Element data from apps and pages:
★ ★ ★

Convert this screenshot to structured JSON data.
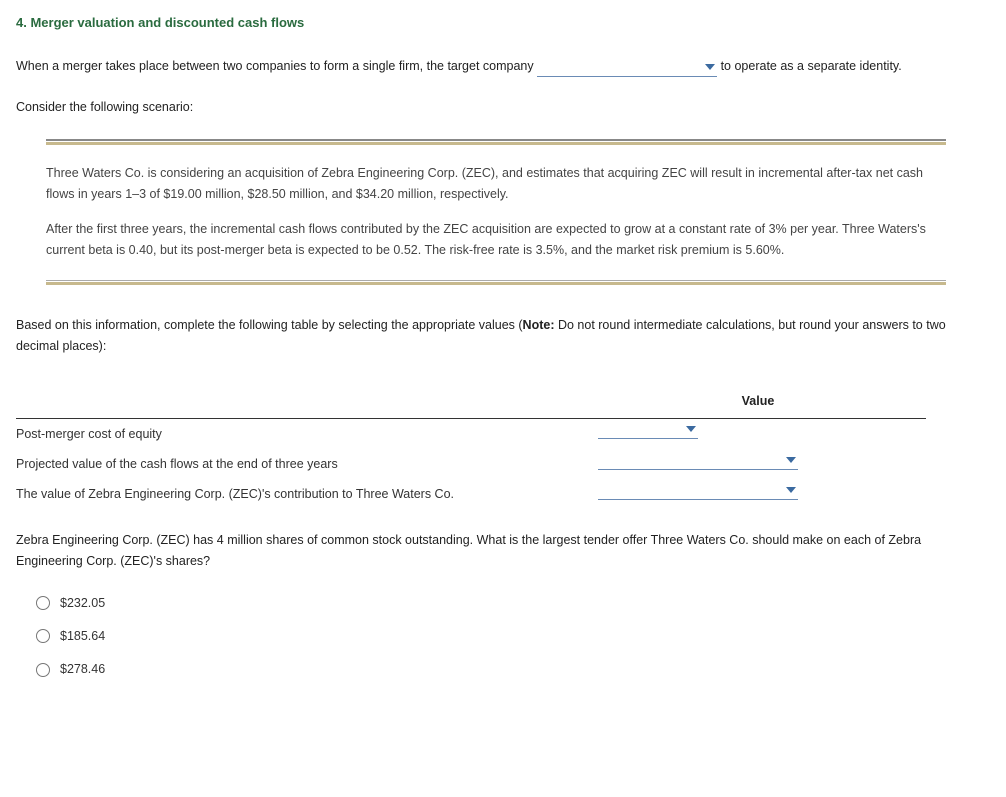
{
  "heading": "4. Merger valuation and discounted cash flows",
  "intro": {
    "before": "When a merger takes place between two companies to form a single firm, the target company ",
    "after": " to operate as a separate identity."
  },
  "consider": "Consider the following scenario:",
  "scenario": {
    "p1": "Three Waters Co. is considering an acquisition of Zebra Engineering Corp. (ZEC), and estimates that acquiring ZEC will result in incremental after-tax net cash flows in years 1–3 of $19.00 million, $28.50 million, and $34.20 million, respectively.",
    "p2": "After the first three years, the incremental cash flows contributed by the ZEC acquisition are expected to grow at a constant rate of 3% per year. Three Waters's current beta is 0.40, but its post-merger beta is expected to be 0.52. The risk-free rate is 3.5%, and the market risk premium is 5.60%."
  },
  "instructions": {
    "before": "Based on this information, complete the following table by selecting the appropriate values (",
    "bold": "Note:",
    "after": " Do not round intermediate calculations, but round your answers to two decimal places):"
  },
  "table": {
    "header_value": "Value",
    "rows": [
      {
        "label": "Post-merger cost of equity",
        "width": "w-small"
      },
      {
        "label": "Projected value of the cash flows at the end of three years",
        "width": "w-large"
      },
      {
        "label": "The value of Zebra Engineering Corp. (ZEC)'s contribution to Three Waters Co.",
        "width": "w-large"
      }
    ]
  },
  "question2": "Zebra Engineering Corp. (ZEC) has 4 million shares of common stock outstanding. What is the largest tender offer Three Waters Co. should make on each of Zebra Engineering Corp. (ZEC)'s shares?",
  "options": [
    "$232.05",
    "$185.64",
    "$278.46"
  ]
}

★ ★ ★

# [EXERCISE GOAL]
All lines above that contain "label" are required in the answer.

# [YOUR RESPONSE]
        "label": "Post-merger cost of equity",
        "label": "Projected value of the cash flows at the end of three years",
        "label": "The value of Zebra Engineering Corp. (ZEC)'s contribution to Three Waters Co.",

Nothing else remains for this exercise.